Friday, March 12, 2004
Recent Drug War Killings
This week's Drug War Chronicle provides an update on three drug war deaths of recent months:
"On December 10 [in Columbus, Georgia], Kenneth Walker, a 39-year-old black professional and family man, was riding in an SUV with friends when their vehicle was pulled over by police doing a drug investigation (http://stopthedrugwar.org/chronicle/316/columbus.shtml). Walker ended up dead with a bullet wound to the head. No drugs or weapons were found in the vehicle.
Three weeks later, on January 3, 19-year-old Michael Newby, a black resident of Louisville's predominantly black West Side, was killed by a Louisville police officer during an undercover drug buy (http://stopthedrugwar.org/chronicle/319/threeshots.shtml). Officer McKenzie Mattingly said he shot Newby in self-defense during a scuffle, but the fact that Newby was shot in the back has raised numerous questions, as well as tempers in the black community -- some of whose members engaged in a mini-riot, breaking the windows of the police chief's office and tangling with riot police, a week after the shooting.
Then, on February 17, Oakland resident Rudolfo Cardenas was and killed by a California narcotics officer attempting to serve a parole violation warrant (http://stopthedrugwar.org/chronicle/326/wrongman.shtml). But Cardenas wasn't the man the cops were looking for. The 43-year-old ex-con just happened to pass by the house targeted by police and fled for unknown reasons. Police chased him in vehicles and then on foot. Cardenas died in an alleyway, shot in the back repeatedly. No drugs or weapons were found, although police initially claimed he pointed a digital scale at them."

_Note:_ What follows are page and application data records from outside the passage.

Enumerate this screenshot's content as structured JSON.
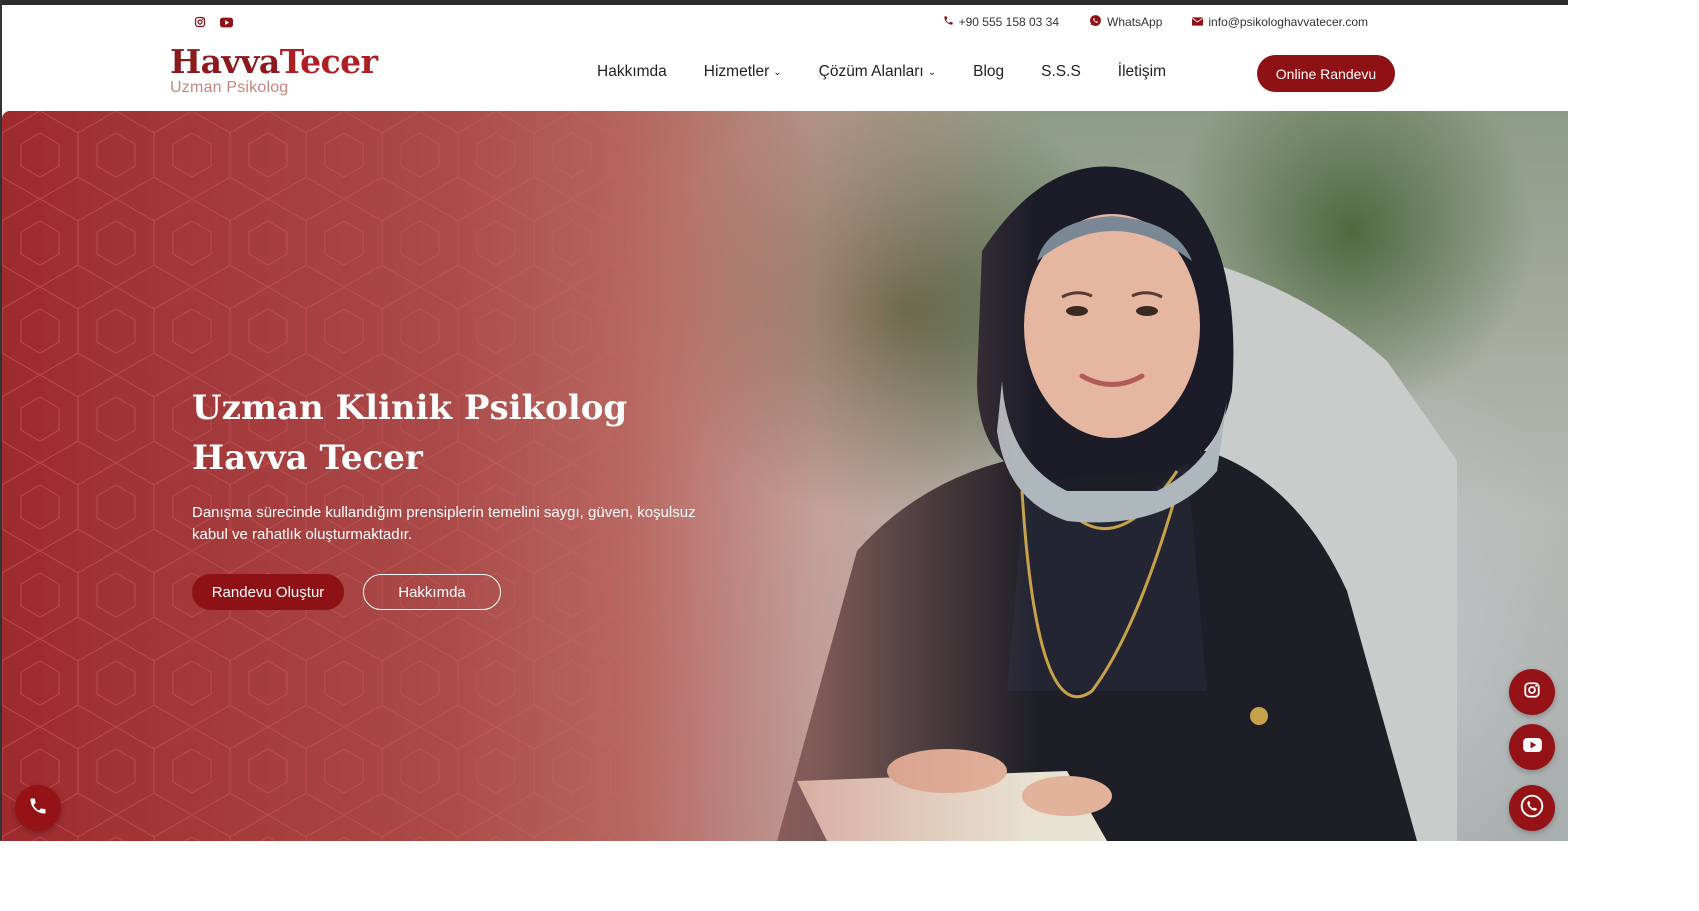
{
  "topbar": {
    "social": [
      {
        "icon": "instagram-icon"
      },
      {
        "icon": "youtube-icon"
      }
    ],
    "phone": "+90 555 158 03 34",
    "whatsapp": "WhatsApp",
    "email": "info@psikologhavvatecer.com"
  },
  "logo": {
    "first": "Havva",
    "last": "Tecer",
    "subtitle": "Uzman Psikolog"
  },
  "nav": {
    "items": [
      {
        "label": "Hakkımda",
        "dropdown": false
      },
      {
        "label": "Hizmetler",
        "dropdown": true
      },
      {
        "label": "Çözüm Alanları",
        "dropdown": true
      },
      {
        "label": "Blog",
        "dropdown": false
      },
      {
        "label": "S.S.S",
        "dropdown": false
      },
      {
        "label": "İletişim",
        "dropdown": false
      }
    ],
    "cta": "Online Randevu"
  },
  "hero": {
    "title_line1": "Uzman Klinik Psikolog",
    "title_line2": "Havva Tecer",
    "description": "Danışma sürecinde kullandığım prensiplerin temelini saygı, güven, koşulsuz kabul ve rahatlık oluşturmaktadır.",
    "primary_button": "Randevu Oluştur",
    "secondary_button": "Hakkımda"
  },
  "floating": {
    "left": [
      "phone-icon"
    ],
    "right": [
      "instagram-icon",
      "youtube-icon",
      "whatsapp-icon"
    ]
  },
  "colors": {
    "brand": "#8e1115",
    "brand_light": "#b01e24",
    "subtitle": "#c9847d",
    "hero_overlay": "#9e2a2e"
  }
}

These shootings are tragedies for the victims, their friends and families, the communities -- and for the police, as well. Back to Clarence Darrow again, on alcohol Prohibition: "No other statute is openly enforced with guns and revolvers. For no other minor offense can officers with impunity shoot down a human being in seeking to make an arrest."